First Line: In the first moment of waking, he had no idea who he was.
After a deadly grenade goes off in historic St. Pancras Station, Superintendent Duncan Kincaid and his new murder investigation team take charge. Fortunately they have help. Gemma's colleague and friend, Melody Talbot, witnessed both the protest and the subsequent explosion. When interviewed the protesters insist that the young man who was killed was only supposed to set off a smoke bomb. Since the grenade went off in an historic building with loss of life, Duncan and his team are working with an anti-terrorism unit, and it is imperative that the case is solved as quickly as possible.
Long-time fans of Deborah Crombie's wonderful series might find To Dwell in Darkness a bit of a mixed blessing. In the "good" column is no longer having to wait for the next book and to be rejoined with the best married police officers in all of crime fiction. In the "not-so-good" column is a lack of the richness and depth of story that fans have come to expect.
Most of the rushed quality to this book is due to its time frame. This is the most thriller-like of all Crombie's books, with the action taking place in just four days. A lot has to happen in a short period of time, and that means that all those secondary characters who add so much to the series are scarcely seen or even mentioned. I missed them, as I'm sure other readers will.
Another thing that will drive some readers absolutely wild is that Duncan's situation-- which was a cliffhanger in the last book The Sound of Broken Glass-- is not cleared up by the end of this book. Yes, To Dwell in Darkness ends in yet another-- rather chilling-- cliffhanger, but unlike some readers who prefer that everything be resolved at the end of each book, I do not mind a dangling plot line. I tend to like story arcs that develop over the course of a few books, and I trust Crombie to deliver the goods. (It also doesn't hurt that I was present at an author signing in which Crombie said that she's going to deal with Duncan's situation in the next book.)
While Duncan is dealing with the explosion at St. Pancras, Gemma has her own case to solve, but even though her investigation does provide Duncan with the inspiration to solve his own, there's so little of it that Gemma almost feels like filler, and that didn't set well with me at all.

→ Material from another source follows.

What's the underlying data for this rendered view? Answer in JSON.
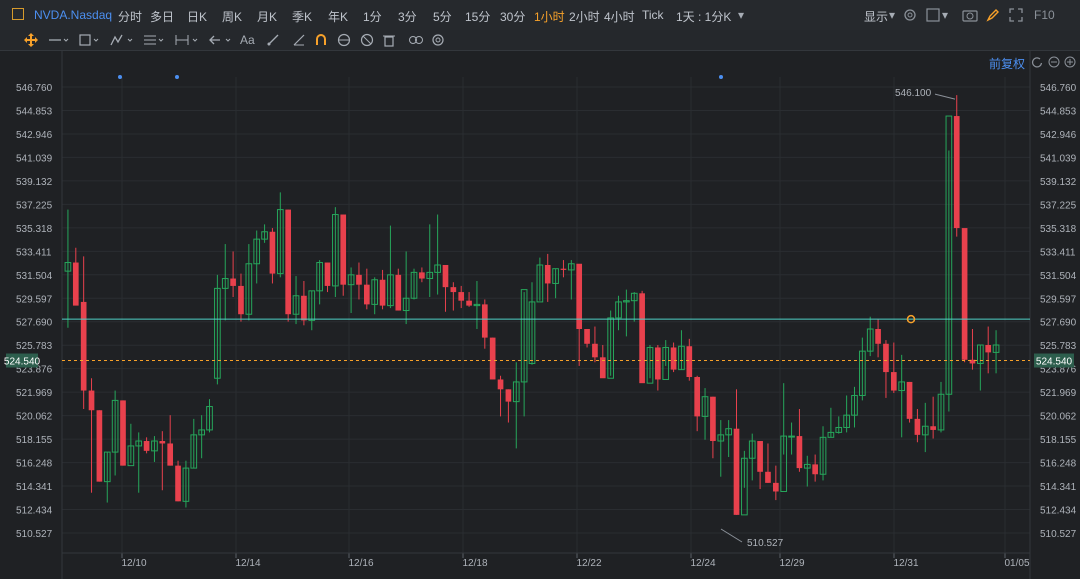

However, her case does prove that it's often the attention to even the smallest of details that can go on to solve murders.
Yes, I've been grumbling just a bit, but there is a lot to like in this book. I enjoyed seeing Duncan out of his comfort zone. He's used to being liked at work, and he's not in his new position. His second-in-command, Detective Inspector Jasmine Sidana, seems to have little use for him at all, and Duncan has to learn how to deal with that. Cat lovers in particular will rejoice when Duncan and Gemma's two sons rescue a mother cat and her kittens and insist on bringing them home. Speaking of those two sons, as the series progresses, I am more and more impressed with the oldest. Kit is growing up and proving that he can think on his feet and take appropriate action when something doesn't feel right.
Crombie is known for weaving a bit of history into her books, and in her latest she shares her knowledge of London train stations. She had me so fascinated that I was looking up the London station from which our train will be leaving for Inverness next year.
I always look forward to Deborah Crombie's next book, and I'm all for any author trying something different, but I have to be honest and admit that I'm hoping that she's got the thriller out of her system and will return to the richness of her earlier books. To Dwell in Darkness is a good book. It's just not her best.
To Dwell in Darkness by Deborah Crombie
William Morrow © 2014
Hardcover, 336 pages
Police Procedural, #16 Duncan Kincaid & Gemma James
Source: Purchased at The Poisoned Pen.